*** Materials provided ***

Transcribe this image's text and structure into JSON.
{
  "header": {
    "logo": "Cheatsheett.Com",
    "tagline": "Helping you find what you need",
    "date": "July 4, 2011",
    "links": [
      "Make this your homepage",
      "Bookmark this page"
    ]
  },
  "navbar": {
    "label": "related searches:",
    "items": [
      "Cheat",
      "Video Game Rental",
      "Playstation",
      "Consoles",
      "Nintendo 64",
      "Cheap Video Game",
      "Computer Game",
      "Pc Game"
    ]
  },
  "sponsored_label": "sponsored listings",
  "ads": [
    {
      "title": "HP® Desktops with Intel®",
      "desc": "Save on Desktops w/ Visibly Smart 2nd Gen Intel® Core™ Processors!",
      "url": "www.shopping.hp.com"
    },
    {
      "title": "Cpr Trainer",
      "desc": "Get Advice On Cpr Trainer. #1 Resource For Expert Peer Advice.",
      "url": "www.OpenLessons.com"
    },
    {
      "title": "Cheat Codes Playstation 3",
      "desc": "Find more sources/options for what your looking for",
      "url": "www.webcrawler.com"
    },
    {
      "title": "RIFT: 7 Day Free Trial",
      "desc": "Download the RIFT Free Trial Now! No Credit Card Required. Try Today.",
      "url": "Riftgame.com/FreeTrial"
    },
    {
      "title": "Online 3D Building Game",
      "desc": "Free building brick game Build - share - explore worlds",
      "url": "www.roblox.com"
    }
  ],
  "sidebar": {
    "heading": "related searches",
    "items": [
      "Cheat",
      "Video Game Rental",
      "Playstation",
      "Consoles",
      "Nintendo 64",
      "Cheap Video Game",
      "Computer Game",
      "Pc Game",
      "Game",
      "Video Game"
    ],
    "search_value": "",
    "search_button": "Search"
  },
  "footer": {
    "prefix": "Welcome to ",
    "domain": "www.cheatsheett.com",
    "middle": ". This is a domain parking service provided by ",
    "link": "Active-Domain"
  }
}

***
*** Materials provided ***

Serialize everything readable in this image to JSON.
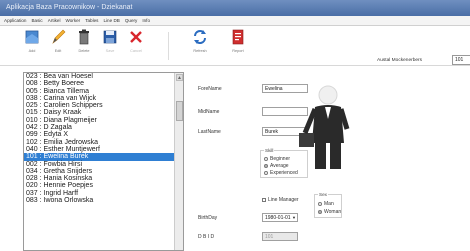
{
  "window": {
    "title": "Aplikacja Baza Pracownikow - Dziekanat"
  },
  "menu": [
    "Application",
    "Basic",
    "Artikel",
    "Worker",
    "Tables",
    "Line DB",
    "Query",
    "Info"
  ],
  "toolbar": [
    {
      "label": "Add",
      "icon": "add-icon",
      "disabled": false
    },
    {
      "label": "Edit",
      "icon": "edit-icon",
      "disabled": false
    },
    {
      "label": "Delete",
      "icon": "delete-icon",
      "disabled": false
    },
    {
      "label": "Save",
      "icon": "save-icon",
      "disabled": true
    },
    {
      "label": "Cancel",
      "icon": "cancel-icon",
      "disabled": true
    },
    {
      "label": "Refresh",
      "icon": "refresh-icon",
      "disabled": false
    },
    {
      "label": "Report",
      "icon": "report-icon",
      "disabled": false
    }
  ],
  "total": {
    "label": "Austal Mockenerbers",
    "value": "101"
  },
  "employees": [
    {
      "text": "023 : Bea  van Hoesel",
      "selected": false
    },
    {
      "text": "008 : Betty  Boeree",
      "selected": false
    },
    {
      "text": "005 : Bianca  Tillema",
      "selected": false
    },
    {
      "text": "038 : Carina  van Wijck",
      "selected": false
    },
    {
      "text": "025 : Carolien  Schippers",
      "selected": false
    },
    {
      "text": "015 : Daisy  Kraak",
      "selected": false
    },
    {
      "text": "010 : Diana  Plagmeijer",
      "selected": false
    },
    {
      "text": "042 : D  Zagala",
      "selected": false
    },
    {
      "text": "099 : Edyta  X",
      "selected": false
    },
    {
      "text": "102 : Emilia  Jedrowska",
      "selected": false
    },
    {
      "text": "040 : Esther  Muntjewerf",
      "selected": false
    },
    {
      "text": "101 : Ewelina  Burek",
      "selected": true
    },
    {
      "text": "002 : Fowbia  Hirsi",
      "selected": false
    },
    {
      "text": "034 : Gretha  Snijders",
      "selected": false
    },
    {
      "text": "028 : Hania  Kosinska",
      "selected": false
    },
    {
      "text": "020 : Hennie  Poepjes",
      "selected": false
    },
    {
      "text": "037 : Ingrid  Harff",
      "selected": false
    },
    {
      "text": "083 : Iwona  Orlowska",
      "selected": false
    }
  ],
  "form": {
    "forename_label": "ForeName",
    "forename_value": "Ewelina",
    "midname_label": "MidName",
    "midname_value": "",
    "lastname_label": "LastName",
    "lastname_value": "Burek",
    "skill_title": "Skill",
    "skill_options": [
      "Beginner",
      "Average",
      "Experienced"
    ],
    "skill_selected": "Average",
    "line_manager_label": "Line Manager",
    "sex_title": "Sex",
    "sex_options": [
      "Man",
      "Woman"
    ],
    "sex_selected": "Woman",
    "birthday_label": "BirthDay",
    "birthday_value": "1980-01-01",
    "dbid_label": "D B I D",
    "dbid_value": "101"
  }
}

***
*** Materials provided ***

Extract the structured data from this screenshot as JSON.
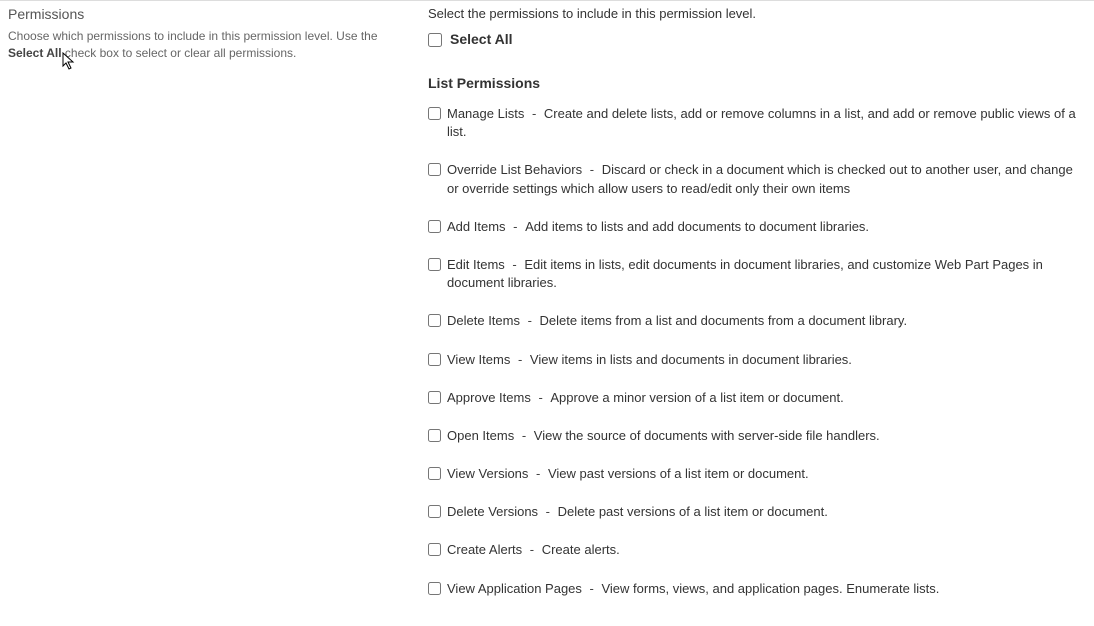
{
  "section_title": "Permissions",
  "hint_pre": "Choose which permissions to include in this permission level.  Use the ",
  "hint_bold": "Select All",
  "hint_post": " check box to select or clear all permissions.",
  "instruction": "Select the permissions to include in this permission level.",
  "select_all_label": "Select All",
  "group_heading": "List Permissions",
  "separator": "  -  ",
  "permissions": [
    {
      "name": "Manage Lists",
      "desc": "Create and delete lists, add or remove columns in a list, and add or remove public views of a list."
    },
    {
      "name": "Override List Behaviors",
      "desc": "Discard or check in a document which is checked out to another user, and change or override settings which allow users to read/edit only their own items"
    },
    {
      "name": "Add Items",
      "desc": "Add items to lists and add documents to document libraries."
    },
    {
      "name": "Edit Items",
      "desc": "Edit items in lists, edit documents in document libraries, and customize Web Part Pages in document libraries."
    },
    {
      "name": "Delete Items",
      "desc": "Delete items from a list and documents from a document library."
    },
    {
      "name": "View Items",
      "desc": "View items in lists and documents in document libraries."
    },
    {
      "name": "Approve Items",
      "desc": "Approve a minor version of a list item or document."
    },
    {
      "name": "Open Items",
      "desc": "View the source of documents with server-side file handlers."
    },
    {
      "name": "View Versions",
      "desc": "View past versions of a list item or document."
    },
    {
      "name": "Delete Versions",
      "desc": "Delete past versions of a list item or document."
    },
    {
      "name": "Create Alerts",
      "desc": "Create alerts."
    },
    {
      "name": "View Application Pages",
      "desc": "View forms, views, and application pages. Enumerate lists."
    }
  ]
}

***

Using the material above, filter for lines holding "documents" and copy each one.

      "desc": "Add items to lists and add documents to document libraries."
      "desc": "Edit items in lists, edit documents in document libraries, and customize Web Part Pages in document libraries."
      "desc": "Delete items from a list and documents from a document library."
      "desc": "View items in lists and documents in document libraries."
      "desc": "View the source of documents with server-side file handlers."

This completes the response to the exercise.